Airpower did not fundamentally change this dynamic but instead impressed upon modern commanders what this new aspect of warfare – three-dimensional space – actually meant.
The same technological trends that transformed land combat were present at sea. It is no coincidence that heavy artillery and long-range naval gunnery were developed concurrently. The dreadnought battleship, with its all-big-gun armament and sophisticated fire-control system, was the naval counterpart of the artillery battery.
Naval airpower, in turn, extended further the range at which ships could strike each other, but did not fundamentally change the way in which one could think about combat intellectually. Specifically, the pace of fires changed – from a salvo model, dominated by the battleship firing volley after volley of heavy naval shells, to a pulse model, in which aircraft would descend upon their target, expend their weapons and subsequently rearm.
What has occurred between the mid-20th century, and the primacy of the aircraft carrier, and today is a shift not from centralized to decentralized military equipment per se at sea but instead from a model in which the sorts of fires depend on the delivery mechanism – air or ship? – to a model in which multiple platforms can deliver similar sorts of fires.
This shift stems from the guided missile. Functionally identical weapons can be deployed from surface combatants, fighters, strike aircraft, submarines and even ground launchers. Conceivably, one could generate salvo or pulse fires from radically different launch mechanisms.
It is this change that the US Navy must recognize and adopt.

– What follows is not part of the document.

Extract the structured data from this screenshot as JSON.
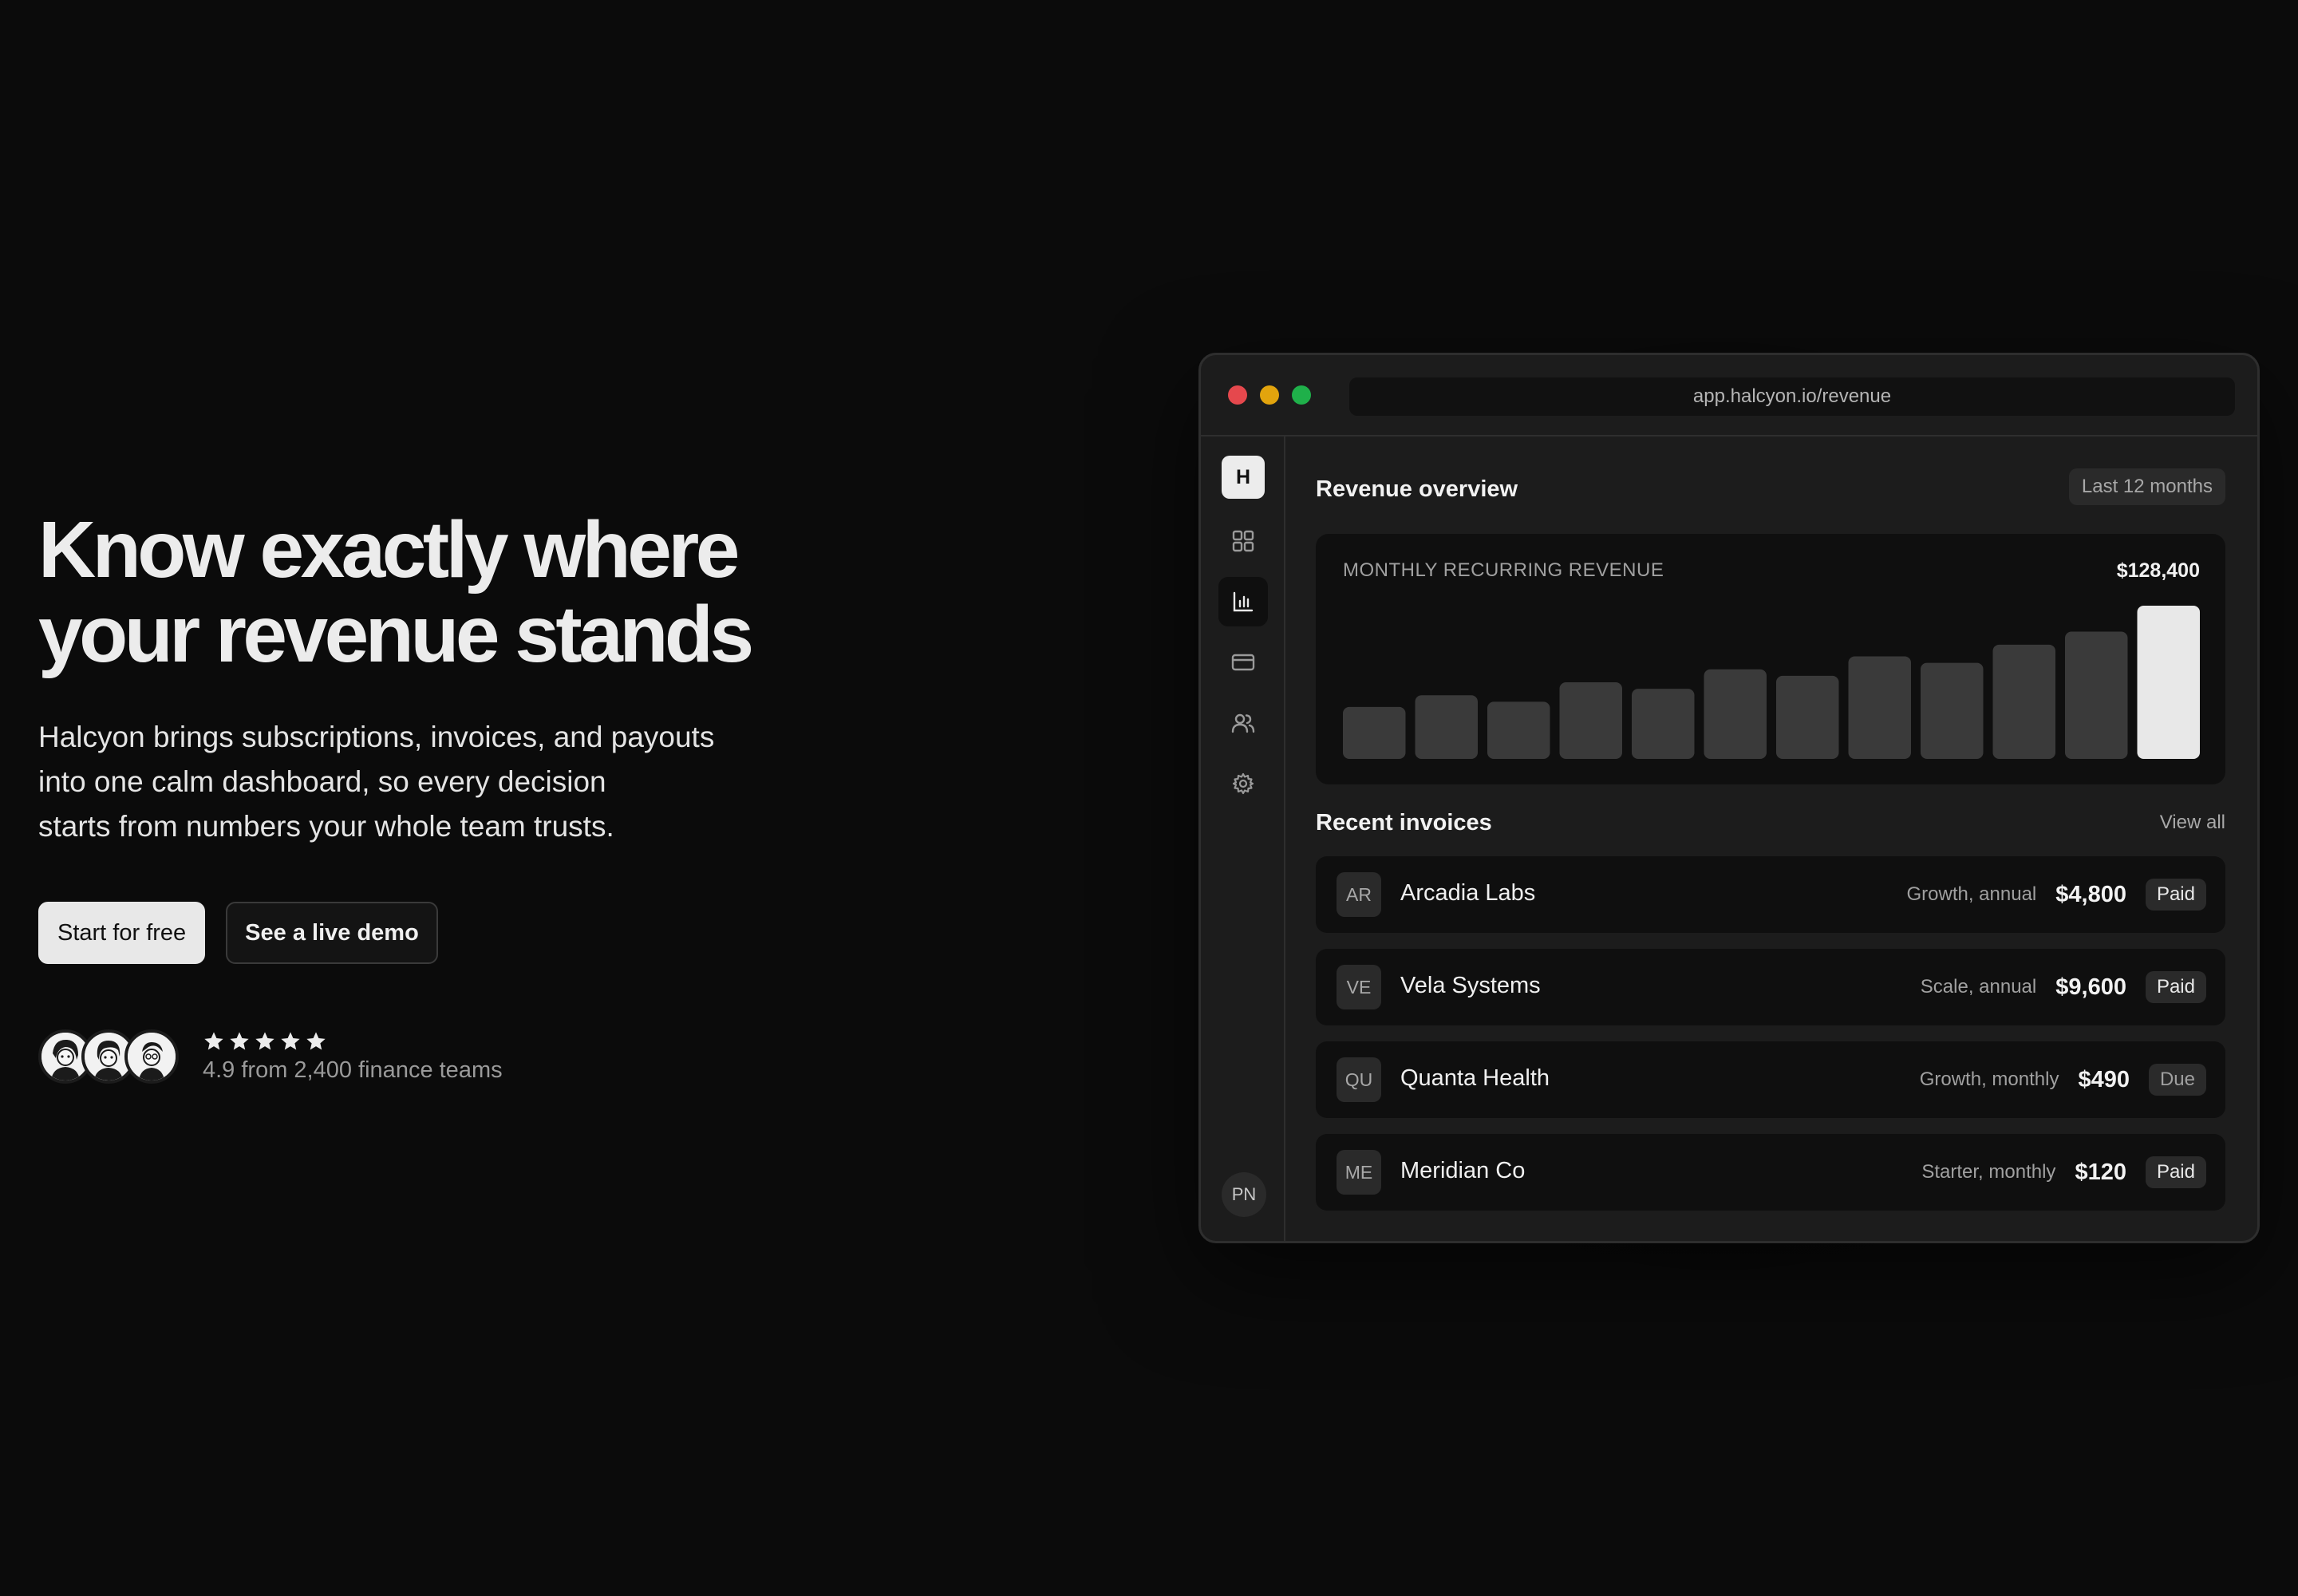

Distributed unmanned systems are part of a new fleet. But the fundamental shift is one that delinks platforms and types of fires.
The critical systems for procurement are not simply distributed autonomous ships, aircraft and subsurface vessels but missiles that can be launched from multiple platforms and, where relevant, capabilities that extend the range of existing platforms.
The CSG provides an excellent example. American carrier air wings typically deploy with around two-thirds of their potential strength and, following the retirement of organic refueling and long-range strike aircraft, they lack the range to hit targets in enemy territory without exposing the carriers to hostile fire.
The MQ-25 Stingray unmanned refueling aircraft is a first step toward remedying this issue, as it greatly extends air wings’ range. But the navy must deploy more refueling aircraft per carrier than it currently plans to do – expanding the squadron on each ship from five to 15 aircraft – to ensure it can sustain an entire air wing’s operations.
The small questions, those of munitions and logistical support, are fundamentally more critical than the large ones of force transformation and long-term technological change.
The upshot is that the US Navy’s problems, structurally speaking, are not insurmountable. They require the service to advocate for its priorities and fight for a bigger piece of the budgetary pie and a larger defense budget overall. And they require that energetic leaders keep sailors engaged and morale high.
They demand, in other words, that the navy shifts to preparing for war. Changing leaders’ thinking from today’s goal of operating in peace to fighting is the largest challenge that faces the US Navy today.
Seth Cropsey is the founder and president of Yorktown Institute. He served as a naval officer and as deputy Undersecretary of the Navy and is the author of Mayday and Seablindness.